EXERCISE PROMPT:
Tally how many lines in the data below include "active", then please reply with only that figure.

RECORDS SHOWN:
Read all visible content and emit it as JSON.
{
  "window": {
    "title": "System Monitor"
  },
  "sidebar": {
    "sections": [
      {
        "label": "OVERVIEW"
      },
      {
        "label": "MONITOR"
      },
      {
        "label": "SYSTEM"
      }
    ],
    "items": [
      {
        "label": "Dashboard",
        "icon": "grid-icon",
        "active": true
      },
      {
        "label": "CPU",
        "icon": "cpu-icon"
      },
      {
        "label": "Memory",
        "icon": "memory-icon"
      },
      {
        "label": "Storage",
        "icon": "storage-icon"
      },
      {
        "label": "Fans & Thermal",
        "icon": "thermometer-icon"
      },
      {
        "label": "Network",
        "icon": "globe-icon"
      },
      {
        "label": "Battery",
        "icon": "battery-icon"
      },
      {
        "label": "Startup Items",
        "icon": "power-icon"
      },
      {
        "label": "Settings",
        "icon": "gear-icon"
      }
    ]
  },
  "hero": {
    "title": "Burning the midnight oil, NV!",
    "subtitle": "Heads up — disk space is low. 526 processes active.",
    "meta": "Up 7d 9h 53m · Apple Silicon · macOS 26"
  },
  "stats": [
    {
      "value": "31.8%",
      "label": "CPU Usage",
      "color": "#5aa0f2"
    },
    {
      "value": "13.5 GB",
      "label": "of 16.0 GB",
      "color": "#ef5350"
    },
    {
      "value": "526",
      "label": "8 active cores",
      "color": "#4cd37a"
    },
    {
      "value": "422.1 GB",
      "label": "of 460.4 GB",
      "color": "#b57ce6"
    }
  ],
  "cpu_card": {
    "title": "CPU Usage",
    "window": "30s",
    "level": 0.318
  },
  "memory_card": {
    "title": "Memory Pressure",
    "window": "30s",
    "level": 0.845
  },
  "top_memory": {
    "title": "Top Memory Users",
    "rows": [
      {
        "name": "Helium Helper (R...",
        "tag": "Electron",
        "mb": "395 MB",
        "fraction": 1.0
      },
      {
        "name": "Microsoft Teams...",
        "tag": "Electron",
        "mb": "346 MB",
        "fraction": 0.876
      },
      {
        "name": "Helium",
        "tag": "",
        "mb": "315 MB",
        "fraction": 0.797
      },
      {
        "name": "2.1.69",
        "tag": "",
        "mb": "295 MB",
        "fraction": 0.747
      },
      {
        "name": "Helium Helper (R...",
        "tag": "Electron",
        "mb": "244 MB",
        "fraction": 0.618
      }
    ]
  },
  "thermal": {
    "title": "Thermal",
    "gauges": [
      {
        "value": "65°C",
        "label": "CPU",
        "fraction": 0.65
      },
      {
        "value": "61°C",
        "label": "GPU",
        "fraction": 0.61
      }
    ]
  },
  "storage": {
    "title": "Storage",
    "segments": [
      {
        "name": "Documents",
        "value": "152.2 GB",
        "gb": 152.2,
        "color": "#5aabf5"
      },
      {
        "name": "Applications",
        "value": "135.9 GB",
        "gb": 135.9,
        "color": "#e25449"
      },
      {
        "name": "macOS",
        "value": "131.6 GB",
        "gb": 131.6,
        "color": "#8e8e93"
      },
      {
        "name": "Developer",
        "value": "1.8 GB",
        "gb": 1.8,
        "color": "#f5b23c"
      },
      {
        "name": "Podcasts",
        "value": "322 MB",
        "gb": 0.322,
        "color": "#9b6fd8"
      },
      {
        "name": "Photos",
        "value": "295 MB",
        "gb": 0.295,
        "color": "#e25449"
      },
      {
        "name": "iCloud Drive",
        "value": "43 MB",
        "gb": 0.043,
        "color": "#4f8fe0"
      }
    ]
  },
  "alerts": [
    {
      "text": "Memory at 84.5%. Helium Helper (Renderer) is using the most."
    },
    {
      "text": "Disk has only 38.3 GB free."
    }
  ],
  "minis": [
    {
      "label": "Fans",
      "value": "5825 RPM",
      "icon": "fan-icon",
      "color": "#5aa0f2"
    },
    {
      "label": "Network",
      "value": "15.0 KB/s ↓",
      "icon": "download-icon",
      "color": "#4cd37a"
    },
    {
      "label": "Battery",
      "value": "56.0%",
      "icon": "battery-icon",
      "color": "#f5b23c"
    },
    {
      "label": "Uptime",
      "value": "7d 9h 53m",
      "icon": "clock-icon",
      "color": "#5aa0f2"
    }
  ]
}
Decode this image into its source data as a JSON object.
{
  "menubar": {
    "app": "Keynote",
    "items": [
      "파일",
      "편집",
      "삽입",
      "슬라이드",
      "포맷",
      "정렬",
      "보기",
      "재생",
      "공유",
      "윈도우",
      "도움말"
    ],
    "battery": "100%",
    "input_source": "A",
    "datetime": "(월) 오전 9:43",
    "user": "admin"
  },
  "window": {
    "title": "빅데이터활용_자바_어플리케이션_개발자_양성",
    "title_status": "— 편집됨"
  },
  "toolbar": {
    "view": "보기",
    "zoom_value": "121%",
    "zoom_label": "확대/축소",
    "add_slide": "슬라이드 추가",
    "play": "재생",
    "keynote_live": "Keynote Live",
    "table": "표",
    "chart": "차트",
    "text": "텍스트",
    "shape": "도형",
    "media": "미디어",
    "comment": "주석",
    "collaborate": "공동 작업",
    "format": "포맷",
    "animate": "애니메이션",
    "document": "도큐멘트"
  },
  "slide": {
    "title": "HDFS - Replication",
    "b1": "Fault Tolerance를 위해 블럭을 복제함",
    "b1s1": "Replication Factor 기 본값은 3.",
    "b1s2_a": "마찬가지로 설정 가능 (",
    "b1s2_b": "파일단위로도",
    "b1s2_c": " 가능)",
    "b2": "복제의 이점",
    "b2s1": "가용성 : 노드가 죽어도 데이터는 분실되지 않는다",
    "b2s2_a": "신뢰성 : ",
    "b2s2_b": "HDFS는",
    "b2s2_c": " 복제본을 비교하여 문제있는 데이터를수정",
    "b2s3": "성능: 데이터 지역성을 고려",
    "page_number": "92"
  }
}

ANSWER SECTION:
3